**THE TASK**
Reproduce the whole listing below without its pictures, exactly as written.

**PROVIDED DATA**
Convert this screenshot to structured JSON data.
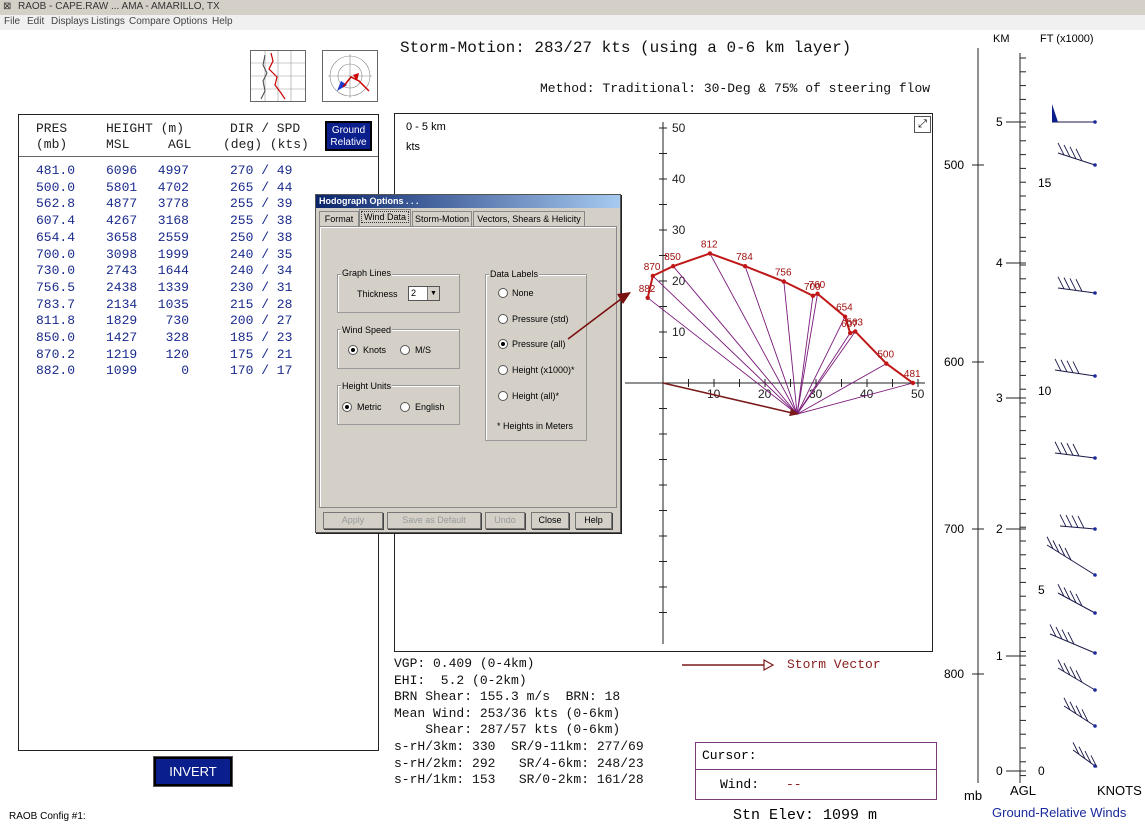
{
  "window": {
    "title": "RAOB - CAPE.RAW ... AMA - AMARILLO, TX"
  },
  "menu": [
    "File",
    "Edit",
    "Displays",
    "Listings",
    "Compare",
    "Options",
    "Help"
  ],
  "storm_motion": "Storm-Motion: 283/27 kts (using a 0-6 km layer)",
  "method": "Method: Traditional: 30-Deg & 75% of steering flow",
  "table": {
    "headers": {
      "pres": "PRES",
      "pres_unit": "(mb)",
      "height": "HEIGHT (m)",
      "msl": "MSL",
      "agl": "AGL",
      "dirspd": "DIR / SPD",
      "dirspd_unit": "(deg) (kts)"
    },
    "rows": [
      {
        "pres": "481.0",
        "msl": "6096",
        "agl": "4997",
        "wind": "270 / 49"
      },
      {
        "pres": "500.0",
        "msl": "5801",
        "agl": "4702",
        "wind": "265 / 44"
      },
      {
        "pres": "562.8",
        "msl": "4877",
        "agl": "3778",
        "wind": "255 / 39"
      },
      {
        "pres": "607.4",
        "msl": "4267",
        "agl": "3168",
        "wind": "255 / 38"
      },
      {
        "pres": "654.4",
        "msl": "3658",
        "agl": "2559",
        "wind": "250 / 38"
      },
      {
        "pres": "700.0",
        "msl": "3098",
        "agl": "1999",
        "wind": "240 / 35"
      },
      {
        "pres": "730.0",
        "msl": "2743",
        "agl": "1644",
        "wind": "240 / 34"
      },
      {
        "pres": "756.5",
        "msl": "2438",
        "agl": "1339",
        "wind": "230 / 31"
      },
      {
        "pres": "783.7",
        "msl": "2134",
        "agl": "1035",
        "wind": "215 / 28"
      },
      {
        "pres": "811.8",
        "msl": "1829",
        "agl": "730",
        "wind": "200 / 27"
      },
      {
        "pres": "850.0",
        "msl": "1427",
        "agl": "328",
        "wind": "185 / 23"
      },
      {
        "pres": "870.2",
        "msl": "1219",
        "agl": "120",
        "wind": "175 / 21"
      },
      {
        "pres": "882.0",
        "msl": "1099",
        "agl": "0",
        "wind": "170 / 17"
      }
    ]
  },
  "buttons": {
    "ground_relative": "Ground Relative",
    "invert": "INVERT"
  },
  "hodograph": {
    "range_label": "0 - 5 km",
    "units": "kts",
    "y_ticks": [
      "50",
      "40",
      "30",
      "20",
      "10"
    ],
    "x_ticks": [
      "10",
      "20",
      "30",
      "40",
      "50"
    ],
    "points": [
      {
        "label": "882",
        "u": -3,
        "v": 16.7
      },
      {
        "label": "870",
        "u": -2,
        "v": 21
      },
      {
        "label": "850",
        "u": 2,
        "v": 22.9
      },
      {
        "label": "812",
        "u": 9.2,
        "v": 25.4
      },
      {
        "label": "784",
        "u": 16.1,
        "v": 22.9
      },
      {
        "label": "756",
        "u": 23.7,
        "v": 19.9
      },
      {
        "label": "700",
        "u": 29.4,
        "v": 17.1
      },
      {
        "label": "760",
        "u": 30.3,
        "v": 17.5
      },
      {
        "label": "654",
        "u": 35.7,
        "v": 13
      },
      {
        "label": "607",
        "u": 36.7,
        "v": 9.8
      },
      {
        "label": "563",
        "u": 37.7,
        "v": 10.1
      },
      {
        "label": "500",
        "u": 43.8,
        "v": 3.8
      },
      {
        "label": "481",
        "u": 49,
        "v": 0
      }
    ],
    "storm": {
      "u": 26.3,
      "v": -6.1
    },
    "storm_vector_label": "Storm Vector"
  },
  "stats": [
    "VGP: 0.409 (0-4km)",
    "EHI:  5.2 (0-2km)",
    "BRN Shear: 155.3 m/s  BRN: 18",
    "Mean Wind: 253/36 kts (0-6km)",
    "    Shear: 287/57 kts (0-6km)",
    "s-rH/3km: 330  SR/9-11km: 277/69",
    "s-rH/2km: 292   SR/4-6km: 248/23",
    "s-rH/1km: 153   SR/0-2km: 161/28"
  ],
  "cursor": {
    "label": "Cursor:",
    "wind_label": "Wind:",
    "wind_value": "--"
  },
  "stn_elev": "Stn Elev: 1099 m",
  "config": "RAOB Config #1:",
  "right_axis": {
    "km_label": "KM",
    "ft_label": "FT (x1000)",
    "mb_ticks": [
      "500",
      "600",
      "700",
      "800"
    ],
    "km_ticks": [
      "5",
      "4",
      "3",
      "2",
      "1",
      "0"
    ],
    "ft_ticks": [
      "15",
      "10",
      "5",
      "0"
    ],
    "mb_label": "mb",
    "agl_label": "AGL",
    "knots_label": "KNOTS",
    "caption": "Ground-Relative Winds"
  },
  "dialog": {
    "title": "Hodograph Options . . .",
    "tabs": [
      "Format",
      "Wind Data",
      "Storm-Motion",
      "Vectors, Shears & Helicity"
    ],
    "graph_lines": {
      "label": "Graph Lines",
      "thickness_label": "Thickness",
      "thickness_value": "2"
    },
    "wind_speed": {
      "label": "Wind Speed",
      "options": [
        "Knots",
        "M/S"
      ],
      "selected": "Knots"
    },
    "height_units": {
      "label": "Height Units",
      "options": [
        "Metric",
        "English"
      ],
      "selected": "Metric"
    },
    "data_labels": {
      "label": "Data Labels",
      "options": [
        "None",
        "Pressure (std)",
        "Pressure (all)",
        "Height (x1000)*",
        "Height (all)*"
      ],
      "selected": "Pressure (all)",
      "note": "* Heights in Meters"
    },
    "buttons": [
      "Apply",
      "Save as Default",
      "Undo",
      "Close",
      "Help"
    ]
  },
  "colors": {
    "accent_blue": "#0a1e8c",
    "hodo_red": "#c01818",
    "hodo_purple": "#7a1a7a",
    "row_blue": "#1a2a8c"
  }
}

**FINISHED EXERCISE**
Convert this screenshot to structured JSON data.
{
  "window": {
    "title": "RAOB - CAPE.RAW ... AMA - AMARILLO, TX"
  },
  "menu": [
    "File",
    "Edit",
    "Displays",
    "Listings",
    "Compare",
    "Options",
    "Help"
  ],
  "storm_motion": "Storm-Motion: 283/27 kts (using a 0-6 km layer)",
  "method": "Method: Traditional: 30-Deg & 75% of steering flow",
  "table": {
    "headers": {
      "pres": "PRES",
      "pres_unit": "(mb)",
      "height": "HEIGHT (m)",
      "msl": "MSL",
      "agl": "AGL",
      "dirspd": "DIR / SPD",
      "dirspd_unit": "(deg) (kts)"
    },
    "rows": [
      {
        "pres": "481.0",
        "msl": "6096",
        "agl": "4997",
        "wind": "270 / 49"
      },
      {
        "pres": "500.0",
        "msl": "5801",
        "agl": "4702",
        "wind": "265 / 44"
      },
      {
        "pres": "562.8",
        "msl": "4877",
        "agl": "3778",
        "wind": "255 / 39"
      },
      {
        "pres": "607.4",
        "msl": "4267",
        "agl": "3168",
        "wind": "255 / 38"
      },
      {
        "pres": "654.4",
        "msl": "3658",
        "agl": "2559",
        "wind": "250 / 38"
      },
      {
        "pres": "700.0",
        "msl": "3098",
        "agl": "1999",
        "wind": "240 / 35"
      },
      {
        "pres": "730.0",
        "msl": "2743",
        "agl": "1644",
        "wind": "240 / 34"
      },
      {
        "pres": "756.5",
        "msl": "2438",
        "agl": "1339",
        "wind": "230 / 31"
      },
      {
        "pres": "783.7",
        "msl": "2134",
        "agl": "1035",
        "wind": "215 / 28"
      },
      {
        "pres": "811.8",
        "msl": "1829",
        "agl": "730",
        "wind": "200 / 27"
      },
      {
        "pres": "850.0",
        "msl": "1427",
        "agl": "328",
        "wind": "185 / 23"
      },
      {
        "pres": "870.2",
        "msl": "1219",
        "agl": "120",
        "wind": "175 / 21"
      },
      {
        "pres": "882.0",
        "msl": "1099",
        "agl": "0",
        "wind": "170 / 17"
      }
    ]
  },
  "buttons": {
    "ground_relative": "Ground Relative",
    "invert": "INVERT"
  },
  "hodograph": {
    "range_label": "0 - 5 km",
    "units": "kts",
    "y_ticks": [
      "50",
      "40",
      "30",
      "20",
      "10"
    ],
    "x_ticks": [
      "10",
      "20",
      "30",
      "40",
      "50"
    ],
    "points": [
      {
        "label": "882",
        "u": -3,
        "v": 16.7
      },
      {
        "label": "870",
        "u": -2,
        "v": 21
      },
      {
        "label": "850",
        "u": 2,
        "v": 22.9
      },
      {
        "label": "812",
        "u": 9.2,
        "v": 25.4
      },
      {
        "label": "784",
        "u": 16.1,
        "v": 22.9
      },
      {
        "label": "756",
        "u": 23.7,
        "v": 19.9
      },
      {
        "label": "700",
        "u": 29.4,
        "v": 17.1
      },
      {
        "label": "760",
        "u": 30.3,
        "v": 17.5
      },
      {
        "label": "654",
        "u": 35.7,
        "v": 13
      },
      {
        "label": "607",
        "u": 36.7,
        "v": 9.8
      },
      {
        "label": "563",
        "u": 37.7,
        "v": 10.1
      },
      {
        "label": "500",
        "u": 43.8,
        "v": 3.8
      },
      {
        "label": "481",
        "u": 49,
        "v": 0
      }
    ],
    "storm": {
      "u": 26.3,
      "v": -6.1
    },
    "storm_vector_label": "Storm Vector"
  },
  "stats": [
    "VGP: 0.409 (0-4km)",
    "EHI:  5.2 (0-2km)",
    "BRN Shear: 155.3 m/s  BRN: 18",
    "Mean Wind: 253/36 kts (0-6km)",
    "    Shear: 287/57 kts (0-6km)",
    "s-rH/3km: 330  SR/9-11km: 277/69",
    "s-rH/2km: 292   SR/4-6km: 248/23",
    "s-rH/1km: 153   SR/0-2km: 161/28"
  ],
  "cursor": {
    "label": "Cursor:",
    "wind_label": "Wind:",
    "wind_value": "--"
  },
  "stn_elev": "Stn Elev: 1099 m",
  "config": "RAOB Config #1:",
  "right_axis": {
    "km_label": "KM",
    "ft_label": "FT (x1000)",
    "mb_ticks": [
      "500",
      "600",
      "700",
      "800"
    ],
    "km_ticks": [
      "5",
      "4",
      "3",
      "2",
      "1",
      "0"
    ],
    "ft_ticks": [
      "15",
      "10",
      "5",
      "0"
    ],
    "mb_label": "mb",
    "agl_label": "AGL",
    "knots_label": "KNOTS",
    "caption": "Ground-Relative Winds"
  },
  "dialog": {
    "title": "Hodograph Options . . .",
    "tabs": [
      "Format",
      "Wind Data",
      "Storm-Motion",
      "Vectors, Shears & Helicity"
    ],
    "graph_lines": {
      "label": "Graph Lines",
      "thickness_label": "Thickness",
      "thickness_value": "2"
    },
    "wind_speed": {
      "label": "Wind Speed",
      "options": [
        "Knots",
        "M/S"
      ],
      "selected": "Knots"
    },
    "height_units": {
      "label": "Height Units",
      "options": [
        "Metric",
        "English"
      ],
      "selected": "Metric"
    },
    "data_labels": {
      "label": "Data Labels",
      "options": [
        "None",
        "Pressure (std)",
        "Pressure (all)",
        "Height (x1000)*",
        "Height (all)*"
      ],
      "selected": "Pressure (all)",
      "note": "* Heights in Meters"
    },
    "buttons": [
      "Apply",
      "Save as Default",
      "Undo",
      "Close",
      "Help"
    ]
  },
  "colors": {
    "accent_blue": "#0a1e8c",
    "hodo_red": "#c01818",
    "hodo_purple": "#7a1a7a",
    "row_blue": "#1a2a8c"
  }
}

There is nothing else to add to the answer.